■ EXERCISE OBJECTIVE
Scan the entries below. Return every line that includes "never".

■ DATA UNDER STUDY
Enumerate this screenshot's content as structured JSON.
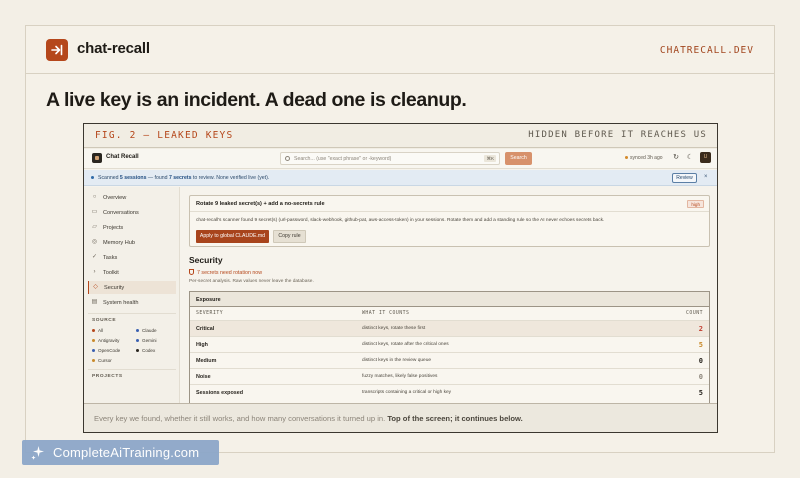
{
  "header": {
    "brand": "chat-recall",
    "site": "CHATRECALL.DEV"
  },
  "headline": "A live key is an incident. A dead one is cleanup.",
  "figure": {
    "title": "FIG. 2 — LEAKED KEYS",
    "subtitle": "HIDDEN BEFORE IT REACHES US"
  },
  "app": {
    "name": "Chat Recall",
    "search": {
      "placeholder": "Search... (use \"exact phrase\" or -keyword)",
      "shortcut": "⌘K",
      "button": "Search"
    },
    "sync_status": "synced 3h ago",
    "avatar": "U"
  },
  "banner": {
    "prefix": "Scanned ",
    "sessions": "5 sessions",
    "middle": " — found ",
    "secrets": "7 secrets",
    "suffix": " to review. None verified live (yet).",
    "review": "Review",
    "close": "×"
  },
  "sidebar": {
    "items": [
      {
        "label": "Overview",
        "icon": "○"
      },
      {
        "label": "Conversations",
        "icon": "▭"
      },
      {
        "label": "Projects",
        "icon": "▱"
      },
      {
        "label": "Memory Hub",
        "icon": "◎"
      },
      {
        "label": "Tasks",
        "icon": "✓"
      },
      {
        "label": "Toolkit",
        "icon": "›"
      },
      {
        "label": "Security",
        "icon": "◇"
      },
      {
        "label": "System health",
        "icon": "▤"
      }
    ],
    "source_label": "SOURCE",
    "sources": [
      {
        "label": "All",
        "color": "#b5471b"
      },
      {
        "label": "Claude",
        "color": "#3a5fb0"
      },
      {
        "label": "Antigravity",
        "color": "#c98a2b"
      },
      {
        "label": "Gemini",
        "color": "#3a5fb0"
      },
      {
        "label": "OpenCode",
        "color": "#3a5fb0"
      },
      {
        "label": "Codex",
        "color": "#2a2620"
      },
      {
        "label": "Cursor",
        "color": "#c98a2b"
      }
    ],
    "projects_label": "PROJECTS"
  },
  "rule_card": {
    "title": "Rotate 9 leaked secret(s) + add a no-secrets rule",
    "badge": "high",
    "description": "chat-recall's scanner found 9 secret(s) (url-password, slack-webhook, github-pat, aws-access-token) in your sessions. Rotate them and add a standing rule so the AI never echoes secrets back.",
    "apply_button": "Apply to global CLAUDE.md",
    "copy_button": "Copy rule"
  },
  "security": {
    "title": "Security",
    "alert": "7 secrets need rotation now",
    "note": "Per-secret analysis. Raw values never leave the database."
  },
  "exposure": {
    "title": "Exposure",
    "columns": [
      "SEVERITY",
      "WHAT IT COUNTS",
      "COUNT"
    ],
    "rows": [
      {
        "severity": "Critical",
        "what": "distinct keys, rotate these first",
        "count": "2",
        "color": "#c0392b"
      },
      {
        "severity": "High",
        "what": "distinct keys, rotate after the critical ones",
        "count": "5",
        "color": "#c98a2b"
      },
      {
        "severity": "Medium",
        "what": "distinct keys in the review queue",
        "count": "0",
        "color": "#2a2620"
      },
      {
        "severity": "Noise",
        "what": "fuzzy matches, likely false positives",
        "count": "0",
        "color": "#8c857a"
      },
      {
        "severity": "Sessions exposed",
        "what": "transcripts containing a critical or high key",
        "count": "5",
        "color": "#2a2620"
      }
    ]
  },
  "caption": {
    "text": "Every key we found, whether it still works, and how many conversations it turned up in. ",
    "bold": "Top of the screen; it continues below."
  },
  "watermark": "CompleteAiTraining.com",
  "colors": {
    "accent": "#b5471b",
    "background": "#f3efe6",
    "info": "#2f6aa8"
  }
}
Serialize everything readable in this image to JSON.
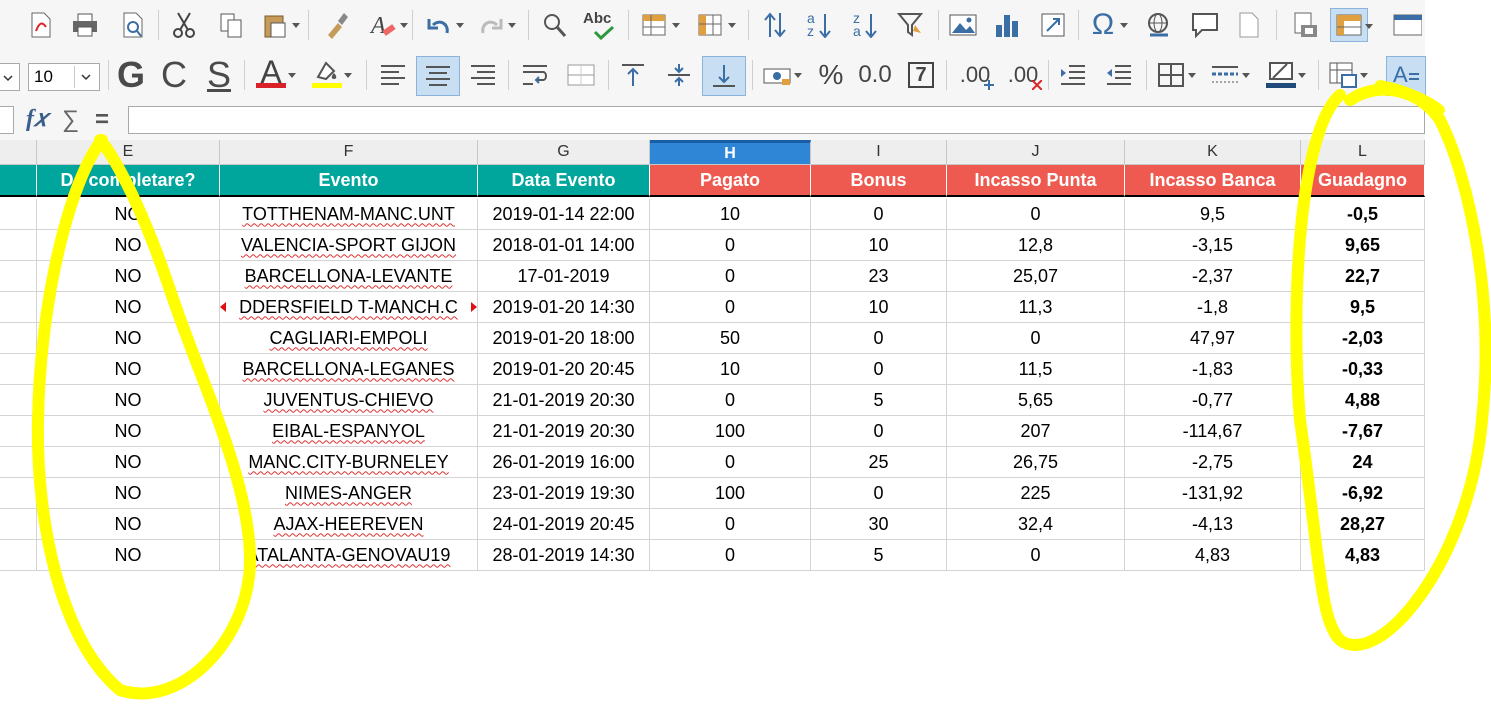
{
  "toolbar_row1": {
    "icons": [
      "export-pdf-icon",
      "print-icon",
      "print-preview-icon",
      "cut-icon",
      "copy-icon",
      "paste-icon",
      "clone-formatting-icon",
      "clear-formatting-icon",
      "undo-icon",
      "redo-icon",
      "find-replace-icon",
      "spelling-icon",
      "row-icon",
      "column-icon",
      "sort-icon",
      "sort-ascending-icon",
      "sort-descending-icon",
      "autofilter-icon",
      "image-icon",
      "chart-icon",
      "pivot-table-icon",
      "special-character-icon",
      "hyperlink-icon",
      "comment-icon",
      "header-footer-icon",
      "define-print-area-icon",
      "freeze-rows-columns-icon",
      "split-window-icon"
    ],
    "sort_asc_glyph": "az",
    "sort_desc_glyph": "za",
    "omega": "Ω",
    "abc": "Abc"
  },
  "toolbar_row2": {
    "font_size": "10",
    "bold": "G",
    "italic": "C",
    "underline": "S",
    "font_color_glyph": "A",
    "percent": "%",
    "number_format": "0.0",
    "date_glyph": "7",
    "add_decimal": ".00",
    "delete_decimal": ".00",
    "font_color_bar": "#d9212a",
    "highlight_bar": "#ffff00"
  },
  "formula_bar": {
    "fx": "f𝑥",
    "sum": "∑",
    "equals": "="
  },
  "sheet": {
    "columns": [
      {
        "letter": "E",
        "label": "Da completare?",
        "color": "teal"
      },
      {
        "letter": "F",
        "label": "Evento",
        "color": "teal"
      },
      {
        "letter": "G",
        "label": "Data Evento",
        "color": "teal"
      },
      {
        "letter": "H",
        "label": "Pagato",
        "color": "red"
      },
      {
        "letter": "I",
        "label": "Bonus",
        "color": "red"
      },
      {
        "letter": "J",
        "label": "Incasso Punta",
        "color": "red"
      },
      {
        "letter": "K",
        "label": "Incasso Banca",
        "color": "red"
      },
      {
        "letter": "L",
        "label": "Guadagno",
        "color": "red"
      }
    ],
    "rows": [
      [
        "NO",
        "TOTTHENAM-MANC.UNT",
        "2019-01-14 22:00",
        "10",
        "0",
        "0",
        "9,5",
        "-0,5"
      ],
      [
        "NO",
        "VALENCIA-SPORT GIJON",
        "2018-01-01 14:00",
        "0",
        "10",
        "12,8",
        "-3,15",
        "9,65"
      ],
      [
        "NO",
        "BARCELLONA-LEVANTE",
        "17-01-2019",
        "0",
        "23",
        "25,07",
        "-2,37",
        "22,7"
      ],
      [
        "NO",
        "DDERSFIELD T-MANCH.C",
        "2019-01-20 14:30",
        "0",
        "10",
        "11,3",
        "-1,8",
        "9,5"
      ],
      [
        "NO",
        "CAGLIARI-EMPOLI",
        "2019-01-20 18:00",
        "50",
        "0",
        "0",
        "47,97",
        "-2,03"
      ],
      [
        "NO",
        "BARCELLONA-LEGANES",
        "2019-01-20 20:45",
        "10",
        "0",
        "11,5",
        "-1,83",
        "-0,33"
      ],
      [
        "NO",
        "JUVENTUS-CHIEVO",
        "21-01-2019 20:30",
        "0",
        "5",
        "5,65",
        "-0,77",
        "4,88"
      ],
      [
        "NO",
        "EIBAL-ESPANYOL",
        "21-01-2019 20:30",
        "100",
        "0",
        "207",
        "-114,67",
        "-7,67"
      ],
      [
        "NO",
        "MANC.CITY-BURNELEY",
        "26-01-2019 16:00",
        "0",
        "25",
        "26,75",
        "-2,75",
        "24"
      ],
      [
        "NO",
        "NIMES-ANGER",
        "23-01-2019 19:30",
        "100",
        "0",
        "225",
        "-131,92",
        "-6,92"
      ],
      [
        "NO",
        "AJAX-HEEREVEN",
        "24-01-2019 20:45",
        "0",
        "30",
        "32,4",
        "-4,13",
        "28,27"
      ],
      [
        "NO",
        "ATALANTA-GENOVAU19",
        "28-01-2019 14:30",
        "0",
        "5",
        "0",
        "4,83",
        "4,83"
      ]
    ],
    "teal_color": "#00a69c",
    "red_color": "#ef5a50",
    "selected_column": "H"
  },
  "annotation": {
    "color": "#ffff00"
  }
}
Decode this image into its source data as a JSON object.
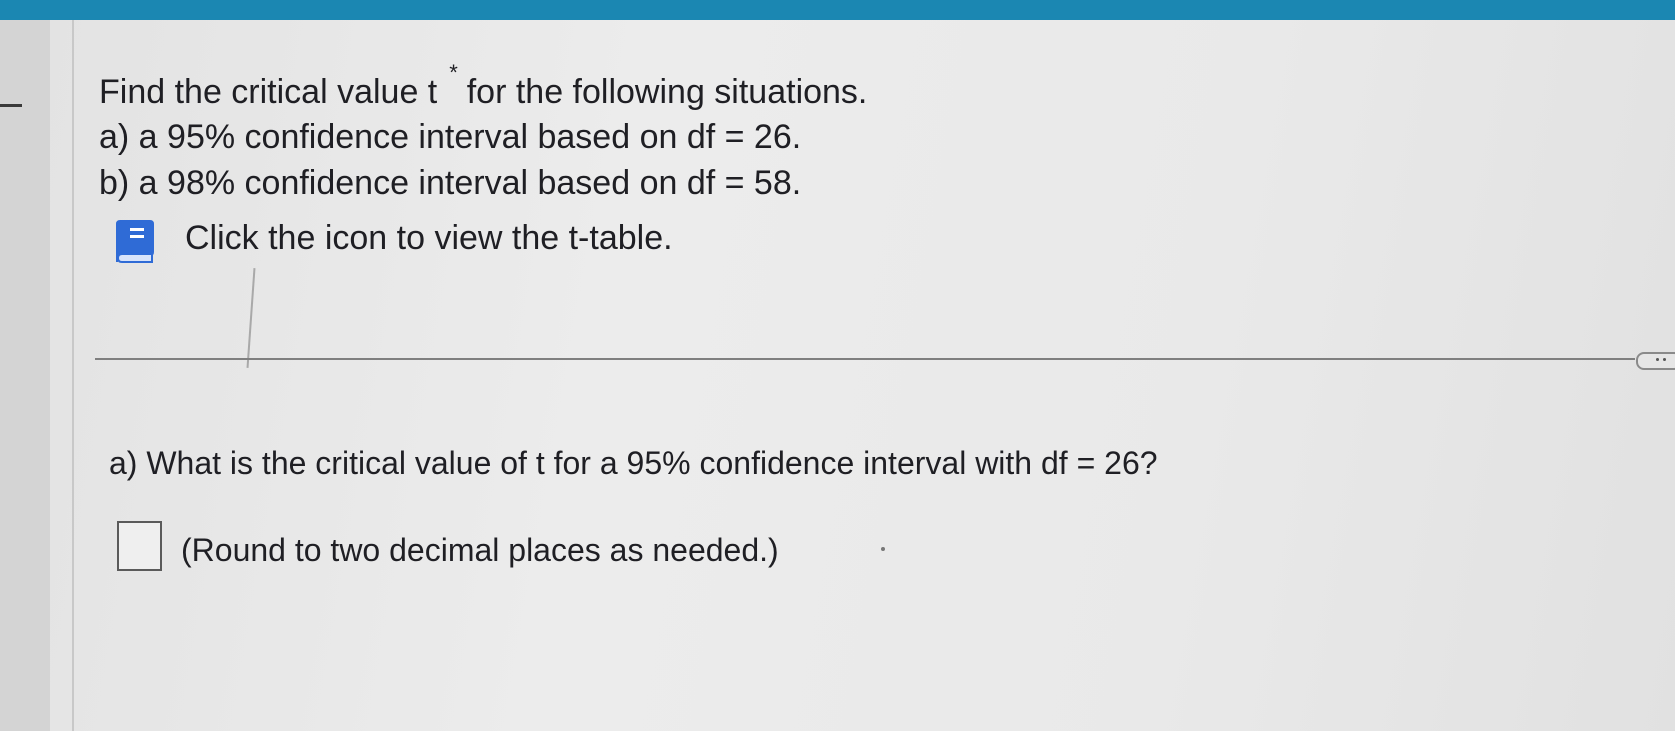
{
  "intro": {
    "part1": "Find the critical value t",
    "superscript": "*",
    "part2": "for the following situations."
  },
  "items": {
    "a": "a) a 95% confidence interval based on df = 26.",
    "b": "b) a 98% confidence interval based on df = 58."
  },
  "ttable": {
    "label": "Click the icon to view the t-table.",
    "icon": "book-icon"
  },
  "question": {
    "text": "a) What is the critical value of t for a 95% confidence interval with df = 26?",
    "answer_value": "",
    "note": "(Round to two decimal places as needed.)"
  },
  "colors": {
    "accent": "#1b87b2",
    "icon_blue": "#2f6bd6",
    "text": "#1f1f24"
  }
}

■ ANSWER BOX
    "description": "chat-recall's scanner found 9 secret(s) (url-password, slack-webhook, github-pat, aws-access-token) in your sessions. Rotate them and add a standing rule so the AI never echoes secrets back.",
    "note": "Per-secret analysis. Raw values never leave the database."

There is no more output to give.